Aim of the exercise: Each line of the listing below must be retyped exactly, with images left out.

Provided material:

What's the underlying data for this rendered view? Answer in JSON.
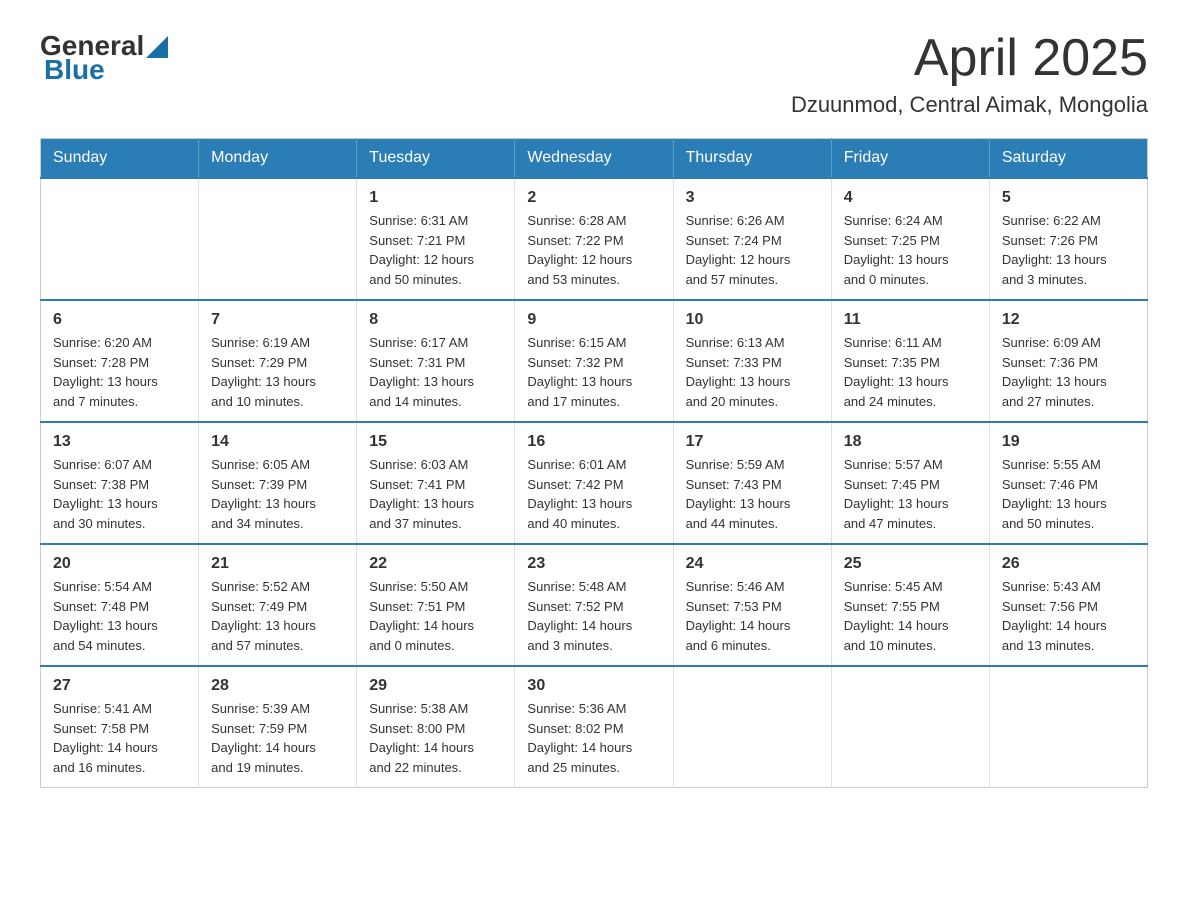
{
  "header": {
    "logo": {
      "general": "General",
      "blue": "Blue",
      "tagline": "GeneralBlue"
    },
    "title": "April 2025",
    "location": "Dzuunmod, Central Aimak, Mongolia"
  },
  "calendar": {
    "days_of_week": [
      "Sunday",
      "Monday",
      "Tuesday",
      "Wednesday",
      "Thursday",
      "Friday",
      "Saturday"
    ],
    "weeks": [
      [
        {
          "day": "",
          "info": ""
        },
        {
          "day": "",
          "info": ""
        },
        {
          "day": "1",
          "info": "Sunrise: 6:31 AM\nSunset: 7:21 PM\nDaylight: 12 hours\nand 50 minutes."
        },
        {
          "day": "2",
          "info": "Sunrise: 6:28 AM\nSunset: 7:22 PM\nDaylight: 12 hours\nand 53 minutes."
        },
        {
          "day": "3",
          "info": "Sunrise: 6:26 AM\nSunset: 7:24 PM\nDaylight: 12 hours\nand 57 minutes."
        },
        {
          "day": "4",
          "info": "Sunrise: 6:24 AM\nSunset: 7:25 PM\nDaylight: 13 hours\nand 0 minutes."
        },
        {
          "day": "5",
          "info": "Sunrise: 6:22 AM\nSunset: 7:26 PM\nDaylight: 13 hours\nand 3 minutes."
        }
      ],
      [
        {
          "day": "6",
          "info": "Sunrise: 6:20 AM\nSunset: 7:28 PM\nDaylight: 13 hours\nand 7 minutes."
        },
        {
          "day": "7",
          "info": "Sunrise: 6:19 AM\nSunset: 7:29 PM\nDaylight: 13 hours\nand 10 minutes."
        },
        {
          "day": "8",
          "info": "Sunrise: 6:17 AM\nSunset: 7:31 PM\nDaylight: 13 hours\nand 14 minutes."
        },
        {
          "day": "9",
          "info": "Sunrise: 6:15 AM\nSunset: 7:32 PM\nDaylight: 13 hours\nand 17 minutes."
        },
        {
          "day": "10",
          "info": "Sunrise: 6:13 AM\nSunset: 7:33 PM\nDaylight: 13 hours\nand 20 minutes."
        },
        {
          "day": "11",
          "info": "Sunrise: 6:11 AM\nSunset: 7:35 PM\nDaylight: 13 hours\nand 24 minutes."
        },
        {
          "day": "12",
          "info": "Sunrise: 6:09 AM\nSunset: 7:36 PM\nDaylight: 13 hours\nand 27 minutes."
        }
      ],
      [
        {
          "day": "13",
          "info": "Sunrise: 6:07 AM\nSunset: 7:38 PM\nDaylight: 13 hours\nand 30 minutes."
        },
        {
          "day": "14",
          "info": "Sunrise: 6:05 AM\nSunset: 7:39 PM\nDaylight: 13 hours\nand 34 minutes."
        },
        {
          "day": "15",
          "info": "Sunrise: 6:03 AM\nSunset: 7:41 PM\nDaylight: 13 hours\nand 37 minutes."
        },
        {
          "day": "16",
          "info": "Sunrise: 6:01 AM\nSunset: 7:42 PM\nDaylight: 13 hours\nand 40 minutes."
        },
        {
          "day": "17",
          "info": "Sunrise: 5:59 AM\nSunset: 7:43 PM\nDaylight: 13 hours\nand 44 minutes."
        },
        {
          "day": "18",
          "info": "Sunrise: 5:57 AM\nSunset: 7:45 PM\nDaylight: 13 hours\nand 47 minutes."
        },
        {
          "day": "19",
          "info": "Sunrise: 5:55 AM\nSunset: 7:46 PM\nDaylight: 13 hours\nand 50 minutes."
        }
      ],
      [
        {
          "day": "20",
          "info": "Sunrise: 5:54 AM\nSunset: 7:48 PM\nDaylight: 13 hours\nand 54 minutes."
        },
        {
          "day": "21",
          "info": "Sunrise: 5:52 AM\nSunset: 7:49 PM\nDaylight: 13 hours\nand 57 minutes."
        },
        {
          "day": "22",
          "info": "Sunrise: 5:50 AM\nSunset: 7:51 PM\nDaylight: 14 hours\nand 0 minutes."
        },
        {
          "day": "23",
          "info": "Sunrise: 5:48 AM\nSunset: 7:52 PM\nDaylight: 14 hours\nand 3 minutes."
        },
        {
          "day": "24",
          "info": "Sunrise: 5:46 AM\nSunset: 7:53 PM\nDaylight: 14 hours\nand 6 minutes."
        },
        {
          "day": "25",
          "info": "Sunrise: 5:45 AM\nSunset: 7:55 PM\nDaylight: 14 hours\nand 10 minutes."
        },
        {
          "day": "26",
          "info": "Sunrise: 5:43 AM\nSunset: 7:56 PM\nDaylight: 14 hours\nand 13 minutes."
        }
      ],
      [
        {
          "day": "27",
          "info": "Sunrise: 5:41 AM\nSunset: 7:58 PM\nDaylight: 14 hours\nand 16 minutes."
        },
        {
          "day": "28",
          "info": "Sunrise: 5:39 AM\nSunset: 7:59 PM\nDaylight: 14 hours\nand 19 minutes."
        },
        {
          "day": "29",
          "info": "Sunrise: 5:38 AM\nSunset: 8:00 PM\nDaylight: 14 hours\nand 22 minutes."
        },
        {
          "day": "30",
          "info": "Sunrise: 5:36 AM\nSunset: 8:02 PM\nDaylight: 14 hours\nand 25 minutes."
        },
        {
          "day": "",
          "info": ""
        },
        {
          "day": "",
          "info": ""
        },
        {
          "day": "",
          "info": ""
        }
      ]
    ]
  }
}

Your solution:
What's the underlying data for this rendered view? Answer in JSON.
{
  "header": {
    "logo": {
      "general": "General",
      "blue": "Blue",
      "tagline": "GeneralBlue"
    },
    "title": "April 2025",
    "location": "Dzuunmod, Central Aimak, Mongolia"
  },
  "calendar": {
    "days_of_week": [
      "Sunday",
      "Monday",
      "Tuesday",
      "Wednesday",
      "Thursday",
      "Friday",
      "Saturday"
    ],
    "weeks": [
      [
        {
          "day": "",
          "info": ""
        },
        {
          "day": "",
          "info": ""
        },
        {
          "day": "1",
          "info": "Sunrise: 6:31 AM\nSunset: 7:21 PM\nDaylight: 12 hours\nand 50 minutes."
        },
        {
          "day": "2",
          "info": "Sunrise: 6:28 AM\nSunset: 7:22 PM\nDaylight: 12 hours\nand 53 minutes."
        },
        {
          "day": "3",
          "info": "Sunrise: 6:26 AM\nSunset: 7:24 PM\nDaylight: 12 hours\nand 57 minutes."
        },
        {
          "day": "4",
          "info": "Sunrise: 6:24 AM\nSunset: 7:25 PM\nDaylight: 13 hours\nand 0 minutes."
        },
        {
          "day": "5",
          "info": "Sunrise: 6:22 AM\nSunset: 7:26 PM\nDaylight: 13 hours\nand 3 minutes."
        }
      ],
      [
        {
          "day": "6",
          "info": "Sunrise: 6:20 AM\nSunset: 7:28 PM\nDaylight: 13 hours\nand 7 minutes."
        },
        {
          "day": "7",
          "info": "Sunrise: 6:19 AM\nSunset: 7:29 PM\nDaylight: 13 hours\nand 10 minutes."
        },
        {
          "day": "8",
          "info": "Sunrise: 6:17 AM\nSunset: 7:31 PM\nDaylight: 13 hours\nand 14 minutes."
        },
        {
          "day": "9",
          "info": "Sunrise: 6:15 AM\nSunset: 7:32 PM\nDaylight: 13 hours\nand 17 minutes."
        },
        {
          "day": "10",
          "info": "Sunrise: 6:13 AM\nSunset: 7:33 PM\nDaylight: 13 hours\nand 20 minutes."
        },
        {
          "day": "11",
          "info": "Sunrise: 6:11 AM\nSunset: 7:35 PM\nDaylight: 13 hours\nand 24 minutes."
        },
        {
          "day": "12",
          "info": "Sunrise: 6:09 AM\nSunset: 7:36 PM\nDaylight: 13 hours\nand 27 minutes."
        }
      ],
      [
        {
          "day": "13",
          "info": "Sunrise: 6:07 AM\nSunset: 7:38 PM\nDaylight: 13 hours\nand 30 minutes."
        },
        {
          "day": "14",
          "info": "Sunrise: 6:05 AM\nSunset: 7:39 PM\nDaylight: 13 hours\nand 34 minutes."
        },
        {
          "day": "15",
          "info": "Sunrise: 6:03 AM\nSunset: 7:41 PM\nDaylight: 13 hours\nand 37 minutes."
        },
        {
          "day": "16",
          "info": "Sunrise: 6:01 AM\nSunset: 7:42 PM\nDaylight: 13 hours\nand 40 minutes."
        },
        {
          "day": "17",
          "info": "Sunrise: 5:59 AM\nSunset: 7:43 PM\nDaylight: 13 hours\nand 44 minutes."
        },
        {
          "day": "18",
          "info": "Sunrise: 5:57 AM\nSunset: 7:45 PM\nDaylight: 13 hours\nand 47 minutes."
        },
        {
          "day": "19",
          "info": "Sunrise: 5:55 AM\nSunset: 7:46 PM\nDaylight: 13 hours\nand 50 minutes."
        }
      ],
      [
        {
          "day": "20",
          "info": "Sunrise: 5:54 AM\nSunset: 7:48 PM\nDaylight: 13 hours\nand 54 minutes."
        },
        {
          "day": "21",
          "info": "Sunrise: 5:52 AM\nSunset: 7:49 PM\nDaylight: 13 hours\nand 57 minutes."
        },
        {
          "day": "22",
          "info": "Sunrise: 5:50 AM\nSunset: 7:51 PM\nDaylight: 14 hours\nand 0 minutes."
        },
        {
          "day": "23",
          "info": "Sunrise: 5:48 AM\nSunset: 7:52 PM\nDaylight: 14 hours\nand 3 minutes."
        },
        {
          "day": "24",
          "info": "Sunrise: 5:46 AM\nSunset: 7:53 PM\nDaylight: 14 hours\nand 6 minutes."
        },
        {
          "day": "25",
          "info": "Sunrise: 5:45 AM\nSunset: 7:55 PM\nDaylight: 14 hours\nand 10 minutes."
        },
        {
          "day": "26",
          "info": "Sunrise: 5:43 AM\nSunset: 7:56 PM\nDaylight: 14 hours\nand 13 minutes."
        }
      ],
      [
        {
          "day": "27",
          "info": "Sunrise: 5:41 AM\nSunset: 7:58 PM\nDaylight: 14 hours\nand 16 minutes."
        },
        {
          "day": "28",
          "info": "Sunrise: 5:39 AM\nSunset: 7:59 PM\nDaylight: 14 hours\nand 19 minutes."
        },
        {
          "day": "29",
          "info": "Sunrise: 5:38 AM\nSunset: 8:00 PM\nDaylight: 14 hours\nand 22 minutes."
        },
        {
          "day": "30",
          "info": "Sunrise: 5:36 AM\nSunset: 8:02 PM\nDaylight: 14 hours\nand 25 minutes."
        },
        {
          "day": "",
          "info": ""
        },
        {
          "day": "",
          "info": ""
        },
        {
          "day": "",
          "info": ""
        }
      ]
    ]
  }
}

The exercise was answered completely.